-- Information supplied follows --

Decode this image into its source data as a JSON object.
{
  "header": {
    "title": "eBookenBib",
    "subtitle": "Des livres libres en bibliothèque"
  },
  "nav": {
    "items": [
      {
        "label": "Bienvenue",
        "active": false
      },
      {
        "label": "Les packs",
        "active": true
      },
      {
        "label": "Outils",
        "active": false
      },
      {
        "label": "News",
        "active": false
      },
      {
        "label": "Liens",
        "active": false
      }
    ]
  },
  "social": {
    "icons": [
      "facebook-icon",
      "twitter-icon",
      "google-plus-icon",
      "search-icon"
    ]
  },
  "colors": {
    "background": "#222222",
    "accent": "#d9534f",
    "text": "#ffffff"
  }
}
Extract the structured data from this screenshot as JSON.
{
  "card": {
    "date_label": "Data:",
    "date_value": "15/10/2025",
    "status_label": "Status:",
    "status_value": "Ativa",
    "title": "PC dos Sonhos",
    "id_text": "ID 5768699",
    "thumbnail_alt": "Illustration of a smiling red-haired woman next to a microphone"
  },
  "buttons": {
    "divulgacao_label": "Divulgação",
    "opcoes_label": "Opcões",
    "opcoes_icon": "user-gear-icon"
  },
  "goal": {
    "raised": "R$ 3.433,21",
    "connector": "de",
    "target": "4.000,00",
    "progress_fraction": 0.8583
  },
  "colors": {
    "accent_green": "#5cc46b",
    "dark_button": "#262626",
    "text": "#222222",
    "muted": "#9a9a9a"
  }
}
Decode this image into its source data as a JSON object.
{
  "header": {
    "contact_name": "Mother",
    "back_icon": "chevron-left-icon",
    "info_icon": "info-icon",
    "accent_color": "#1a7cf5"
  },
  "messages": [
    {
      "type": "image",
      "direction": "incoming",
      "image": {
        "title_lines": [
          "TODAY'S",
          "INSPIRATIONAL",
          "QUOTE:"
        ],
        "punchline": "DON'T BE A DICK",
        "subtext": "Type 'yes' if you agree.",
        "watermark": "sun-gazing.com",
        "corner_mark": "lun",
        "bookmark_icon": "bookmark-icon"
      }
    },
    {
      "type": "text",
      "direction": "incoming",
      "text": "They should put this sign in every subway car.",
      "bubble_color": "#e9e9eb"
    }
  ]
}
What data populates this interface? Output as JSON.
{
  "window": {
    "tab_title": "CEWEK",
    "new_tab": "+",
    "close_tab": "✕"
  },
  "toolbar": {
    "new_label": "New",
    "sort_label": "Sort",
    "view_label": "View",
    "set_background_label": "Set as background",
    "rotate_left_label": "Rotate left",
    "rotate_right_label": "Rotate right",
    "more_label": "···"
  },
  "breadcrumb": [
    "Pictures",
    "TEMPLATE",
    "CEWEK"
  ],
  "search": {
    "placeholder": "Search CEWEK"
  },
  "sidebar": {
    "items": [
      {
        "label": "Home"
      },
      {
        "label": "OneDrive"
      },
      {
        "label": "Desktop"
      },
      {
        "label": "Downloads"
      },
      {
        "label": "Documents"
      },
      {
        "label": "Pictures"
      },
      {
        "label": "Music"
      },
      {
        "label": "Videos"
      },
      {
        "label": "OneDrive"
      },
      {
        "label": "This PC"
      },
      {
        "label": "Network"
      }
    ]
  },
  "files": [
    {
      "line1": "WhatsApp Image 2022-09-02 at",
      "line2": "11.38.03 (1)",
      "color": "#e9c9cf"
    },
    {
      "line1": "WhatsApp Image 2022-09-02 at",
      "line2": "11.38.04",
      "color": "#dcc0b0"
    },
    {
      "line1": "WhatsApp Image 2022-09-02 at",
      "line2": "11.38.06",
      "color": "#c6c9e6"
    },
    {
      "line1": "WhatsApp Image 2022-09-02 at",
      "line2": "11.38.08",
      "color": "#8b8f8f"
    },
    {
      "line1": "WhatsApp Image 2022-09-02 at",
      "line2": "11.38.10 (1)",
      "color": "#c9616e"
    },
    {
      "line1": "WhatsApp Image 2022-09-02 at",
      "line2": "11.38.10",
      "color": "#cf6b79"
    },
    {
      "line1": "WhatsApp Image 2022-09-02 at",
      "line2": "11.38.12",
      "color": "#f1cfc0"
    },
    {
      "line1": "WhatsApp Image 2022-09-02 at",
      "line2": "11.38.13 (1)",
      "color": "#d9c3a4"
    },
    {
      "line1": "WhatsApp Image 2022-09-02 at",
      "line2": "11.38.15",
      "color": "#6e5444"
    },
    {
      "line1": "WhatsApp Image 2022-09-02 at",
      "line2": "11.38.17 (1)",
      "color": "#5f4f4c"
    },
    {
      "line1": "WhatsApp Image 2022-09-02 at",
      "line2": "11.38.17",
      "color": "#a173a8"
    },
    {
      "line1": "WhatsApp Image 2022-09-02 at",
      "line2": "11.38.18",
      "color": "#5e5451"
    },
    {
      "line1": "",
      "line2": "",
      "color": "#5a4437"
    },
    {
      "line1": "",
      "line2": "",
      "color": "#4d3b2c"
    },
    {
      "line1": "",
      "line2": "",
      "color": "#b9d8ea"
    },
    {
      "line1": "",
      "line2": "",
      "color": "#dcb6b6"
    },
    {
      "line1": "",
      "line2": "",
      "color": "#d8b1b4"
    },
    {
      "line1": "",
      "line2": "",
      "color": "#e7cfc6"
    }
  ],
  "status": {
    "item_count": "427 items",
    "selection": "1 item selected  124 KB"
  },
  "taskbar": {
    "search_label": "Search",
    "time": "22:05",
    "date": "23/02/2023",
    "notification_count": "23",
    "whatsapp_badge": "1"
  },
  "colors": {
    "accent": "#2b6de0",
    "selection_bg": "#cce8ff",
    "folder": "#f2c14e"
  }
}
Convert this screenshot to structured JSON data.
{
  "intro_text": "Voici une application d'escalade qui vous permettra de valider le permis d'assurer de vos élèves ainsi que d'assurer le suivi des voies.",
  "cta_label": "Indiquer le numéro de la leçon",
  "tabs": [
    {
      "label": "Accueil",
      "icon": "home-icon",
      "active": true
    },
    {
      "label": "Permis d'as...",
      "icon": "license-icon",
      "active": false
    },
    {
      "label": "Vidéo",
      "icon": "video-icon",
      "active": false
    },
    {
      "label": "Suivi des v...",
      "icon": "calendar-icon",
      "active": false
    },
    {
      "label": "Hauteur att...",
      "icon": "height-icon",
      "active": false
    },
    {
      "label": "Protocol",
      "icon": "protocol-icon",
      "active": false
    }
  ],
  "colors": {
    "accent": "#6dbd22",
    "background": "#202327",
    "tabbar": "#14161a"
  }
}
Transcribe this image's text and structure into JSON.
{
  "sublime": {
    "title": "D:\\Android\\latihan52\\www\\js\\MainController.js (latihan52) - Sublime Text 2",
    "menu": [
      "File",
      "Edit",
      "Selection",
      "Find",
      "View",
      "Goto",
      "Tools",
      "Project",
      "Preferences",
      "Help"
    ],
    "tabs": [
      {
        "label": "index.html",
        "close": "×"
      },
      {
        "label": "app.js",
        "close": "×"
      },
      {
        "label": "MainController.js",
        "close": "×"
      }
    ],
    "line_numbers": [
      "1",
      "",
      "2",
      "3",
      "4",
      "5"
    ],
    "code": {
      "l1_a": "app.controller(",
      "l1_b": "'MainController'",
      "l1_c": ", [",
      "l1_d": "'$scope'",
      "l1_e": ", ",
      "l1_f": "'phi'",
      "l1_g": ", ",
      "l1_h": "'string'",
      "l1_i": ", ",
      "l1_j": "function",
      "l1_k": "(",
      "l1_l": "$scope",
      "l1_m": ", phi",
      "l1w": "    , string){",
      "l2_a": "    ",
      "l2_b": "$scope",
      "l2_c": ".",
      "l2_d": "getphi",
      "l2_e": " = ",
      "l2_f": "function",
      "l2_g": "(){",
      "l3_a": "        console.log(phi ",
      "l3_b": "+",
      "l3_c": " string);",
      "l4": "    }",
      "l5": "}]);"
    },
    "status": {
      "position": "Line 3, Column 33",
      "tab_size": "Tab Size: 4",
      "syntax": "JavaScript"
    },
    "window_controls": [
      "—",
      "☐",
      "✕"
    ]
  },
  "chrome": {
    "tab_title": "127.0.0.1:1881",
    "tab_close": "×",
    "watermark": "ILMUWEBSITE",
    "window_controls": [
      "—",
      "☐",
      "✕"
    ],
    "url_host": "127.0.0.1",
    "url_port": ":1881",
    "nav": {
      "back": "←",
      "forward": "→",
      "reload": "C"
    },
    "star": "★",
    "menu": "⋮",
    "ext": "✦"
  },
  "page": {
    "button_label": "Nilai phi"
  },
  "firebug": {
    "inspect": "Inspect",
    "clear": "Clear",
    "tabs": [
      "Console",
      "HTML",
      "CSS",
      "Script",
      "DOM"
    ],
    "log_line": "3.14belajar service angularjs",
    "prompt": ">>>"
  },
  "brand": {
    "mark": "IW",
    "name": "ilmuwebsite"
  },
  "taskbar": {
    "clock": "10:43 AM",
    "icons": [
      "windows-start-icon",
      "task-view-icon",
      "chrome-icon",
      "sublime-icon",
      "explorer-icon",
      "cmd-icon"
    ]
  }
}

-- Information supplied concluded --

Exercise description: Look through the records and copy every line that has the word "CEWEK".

Task result:
    "tab_title": "CEWEK",
    "CEWEK"
    "placeholder": "Search CEWEK"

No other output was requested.